Nintendo has a huge market share of the toy market, noted Geoff Bywater, vice president of marketing at MCA Records. “With rock ‘n’ roll parents now having rock ‘n’ roll kids, there’s a big opportunity out there to win a new audience,” Bywater said.
MCA Music Entertainment Group Chairman Al Teller, the force behind the Nintendo album, conceived the million-selling “Pac Man Fever” disco album while working at CBS Records in the early 1980s.
But some experts question the staying power of novelty albums based on animated characters.
“Novelty records are a hard sell,” said Gary Stewart, vice president of artists and repertoire at Rhino Records, which has issued several novelty albums, including a compilation of novelty songs from the 1950s to the 1970s. “They usually have a brief life span because the fad fades.”
Records based on popular characters have indeed had spotty success in the past.
In 1961, Mattel recorded four Barbie songs on 45s, but the toy firm was apparently ahead of its time and never compiled a Barbie album. Similarly, Pac Man mania faded before CBS was able to follow up its “Pac Man Fever” album.
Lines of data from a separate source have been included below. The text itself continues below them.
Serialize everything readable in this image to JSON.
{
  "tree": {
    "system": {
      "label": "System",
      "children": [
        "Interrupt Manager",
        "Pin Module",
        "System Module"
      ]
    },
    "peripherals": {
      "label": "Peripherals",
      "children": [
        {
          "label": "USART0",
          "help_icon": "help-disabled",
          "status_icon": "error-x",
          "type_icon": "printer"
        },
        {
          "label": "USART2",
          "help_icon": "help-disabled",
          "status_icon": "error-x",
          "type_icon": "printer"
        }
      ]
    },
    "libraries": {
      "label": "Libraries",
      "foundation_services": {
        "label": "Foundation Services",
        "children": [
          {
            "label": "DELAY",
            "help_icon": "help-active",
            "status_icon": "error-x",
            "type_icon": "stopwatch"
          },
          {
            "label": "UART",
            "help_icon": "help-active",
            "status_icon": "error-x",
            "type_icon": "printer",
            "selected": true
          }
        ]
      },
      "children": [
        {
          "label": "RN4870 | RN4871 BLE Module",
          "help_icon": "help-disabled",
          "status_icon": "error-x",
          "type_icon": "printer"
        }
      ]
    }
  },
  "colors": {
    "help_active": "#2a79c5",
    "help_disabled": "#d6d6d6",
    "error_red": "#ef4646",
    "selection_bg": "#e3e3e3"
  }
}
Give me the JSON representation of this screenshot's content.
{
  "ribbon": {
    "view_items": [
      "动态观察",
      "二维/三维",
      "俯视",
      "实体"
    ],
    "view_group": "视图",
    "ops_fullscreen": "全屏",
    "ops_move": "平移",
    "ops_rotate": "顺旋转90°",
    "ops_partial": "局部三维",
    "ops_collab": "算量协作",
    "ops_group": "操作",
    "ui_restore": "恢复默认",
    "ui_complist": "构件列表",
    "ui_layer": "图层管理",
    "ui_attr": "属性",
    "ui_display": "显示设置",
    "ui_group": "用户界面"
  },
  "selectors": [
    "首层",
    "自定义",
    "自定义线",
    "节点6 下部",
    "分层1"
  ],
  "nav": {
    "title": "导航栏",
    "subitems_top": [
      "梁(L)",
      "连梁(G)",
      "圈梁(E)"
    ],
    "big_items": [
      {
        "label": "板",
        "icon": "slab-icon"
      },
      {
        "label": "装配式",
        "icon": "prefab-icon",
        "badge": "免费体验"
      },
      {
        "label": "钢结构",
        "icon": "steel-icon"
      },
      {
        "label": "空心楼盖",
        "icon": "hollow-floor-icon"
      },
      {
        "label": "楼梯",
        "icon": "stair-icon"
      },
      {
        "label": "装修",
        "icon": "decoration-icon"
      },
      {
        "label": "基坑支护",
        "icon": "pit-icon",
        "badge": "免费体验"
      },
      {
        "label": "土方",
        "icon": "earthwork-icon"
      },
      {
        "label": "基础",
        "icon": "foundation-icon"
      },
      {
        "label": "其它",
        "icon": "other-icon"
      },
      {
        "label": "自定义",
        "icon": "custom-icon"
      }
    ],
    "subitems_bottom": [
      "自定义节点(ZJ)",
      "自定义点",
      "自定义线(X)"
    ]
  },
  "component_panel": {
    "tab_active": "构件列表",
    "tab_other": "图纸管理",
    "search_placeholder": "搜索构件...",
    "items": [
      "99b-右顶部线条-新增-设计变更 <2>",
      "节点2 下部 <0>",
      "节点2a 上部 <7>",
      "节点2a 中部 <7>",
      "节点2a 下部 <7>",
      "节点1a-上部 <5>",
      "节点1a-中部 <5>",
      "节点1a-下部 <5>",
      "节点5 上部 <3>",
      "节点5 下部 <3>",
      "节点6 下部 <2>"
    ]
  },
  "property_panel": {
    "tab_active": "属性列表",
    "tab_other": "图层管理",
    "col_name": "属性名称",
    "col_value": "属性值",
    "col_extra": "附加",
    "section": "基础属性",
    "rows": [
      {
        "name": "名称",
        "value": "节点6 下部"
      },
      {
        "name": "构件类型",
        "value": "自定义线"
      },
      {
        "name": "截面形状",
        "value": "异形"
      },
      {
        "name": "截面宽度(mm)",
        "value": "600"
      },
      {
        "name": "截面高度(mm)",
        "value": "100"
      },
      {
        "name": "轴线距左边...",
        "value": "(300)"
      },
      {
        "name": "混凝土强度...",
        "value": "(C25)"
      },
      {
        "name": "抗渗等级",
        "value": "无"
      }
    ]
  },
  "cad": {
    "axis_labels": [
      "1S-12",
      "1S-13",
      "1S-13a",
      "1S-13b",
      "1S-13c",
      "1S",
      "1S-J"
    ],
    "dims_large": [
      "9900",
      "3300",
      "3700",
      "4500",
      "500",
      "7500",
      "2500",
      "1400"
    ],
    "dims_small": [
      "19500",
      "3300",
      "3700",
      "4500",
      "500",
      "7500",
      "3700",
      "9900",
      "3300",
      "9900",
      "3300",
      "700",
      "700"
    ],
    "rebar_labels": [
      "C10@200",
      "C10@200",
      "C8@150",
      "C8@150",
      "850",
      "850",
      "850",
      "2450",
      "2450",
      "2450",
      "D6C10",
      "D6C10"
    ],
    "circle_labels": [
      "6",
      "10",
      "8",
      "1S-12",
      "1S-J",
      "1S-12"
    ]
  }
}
But many record executives think the impact of television on animation and music could have a long-lasting effect on today’s youth and make them more avid pop music consumers at an earlier age.
“With the success of the movie ‘Teenage Mutant Ninja Turtles,’ a lot of people are taking another look at the enormous buying potential of kids,” said Charles Koppleman, president of New York-based SBK Records, which released the Ninja Turtle soundtrack album.